I’ve always had a select few good friends, rather than a large group – I think partly because of my shyness. I have a small nucleus of people I rely on when life gets tricky.
I have no contact with anyone from school. My friends are largely in the same type of work as I am, so we understand each other’s schedules. I can drop in and catch up straight away. I met a particularly close friend when we turned up in the same theatre company and both felt the other was somebody to be reckoned with. I can tell her how I’m feeling and she’ll respond with whatever I need to hear. Not patronising, not pandering, but something useful – that relationship is a great feeling and it’s about trust.
I shed friends, too, when I’ve felt I’m in their company for the wrong reasons. This business is full of friendships that are fleeting, and they’re none the worse for that: there are relationships that are great, but when the work is finished, there’s no need to continue because real life isn’t the acting job you’ve just done.
My ideal evening with friends is dinner and conversation, where we’re relaxed enough to make fun of each other, to joke around. I’m also very grateful for my friends’ acceptance of the not-so-attractive side of myself. I look to a good friend to challenge me, to bring me up on something and have a conversation about it.
Female friendship brings a huge amount to my life. It’s terribly important because men are so different. When I went out into the world and started working, I was young and vulnerable, so I formed immediate strong bonds with women along the way. Over the years I’ve also started to forgive friends for their faults and their frailties – I love them for who they are, even though they sometimes disappoint me. I get advice from all my friends. I’m bad at taking it, but I don’t trust my own instincts so I have to sound out my friends.
I don’t see my girlfriends very often, but when we meet up we slot into each other’s busy day and talk about our experiences, what’s happened recently. Also, the older we get, the more operations we seem to have, so we talk about those!

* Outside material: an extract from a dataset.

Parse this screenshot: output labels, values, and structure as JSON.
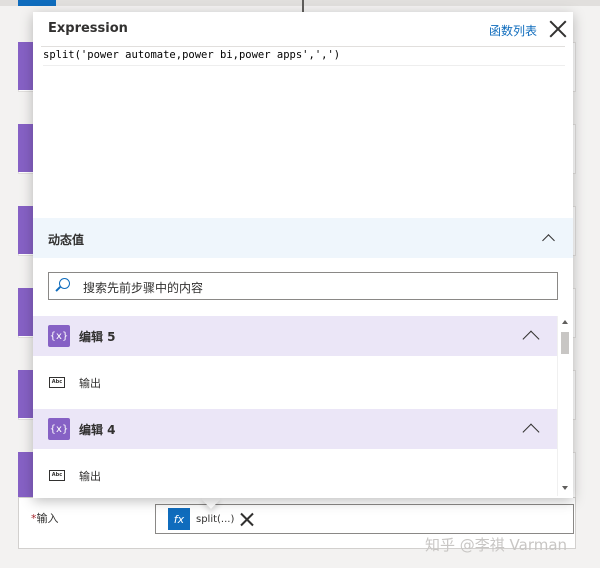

I have one wonderful friend whose company I adore, but she lives in New York – so when she’s over here, I grab her for a day. And I have another friend in London whom I don’t see often because she’s always working, but when my dad was dying she was incredibly supportive. I didn’t expect that after such a long time of not seeing her. In this industry, my friends have to be understanding about me going off the radar if I’m doing a play or filming because it can be very intense. But we always manage to pick up where we left off.
It’s so important and thrilling to have a girlie night with my friends, whether we meet up to watch the Strictly final or have dinner. I love keeping up with developments in their lives, be it children or work, and they’re a great support network and beacon of stability, especially the ones I’ve known for a very long time.
A lot of my friendships date from the early days of my career. We were all just starting out in acting, so I felt a connection with them. I recently had lunch with a couple of chums with whom I toured in panto in the mid-1970s. We used to get into all sorts of scrapes and hilarious scenarios I really shouldn’t mention! We often hark back to those days when we were young and gorgeous, turning heads.
I don’t get to see my friends as much as I’d like to. It was easier when we were younger and not all involved with partners. One very close friend from my schooldays lives in Scotland – I might not see her for donkey’s years, but when we meet it’s like we’ve never been out of each other’s company, we fall back into our friendship so easily. I know who I am by this stage in my life, and I know who my friends are, so my friendships are easy and nourishing to the spirit.
Girlfriends is on Wednesday 3rd January at 9:00pm on ITV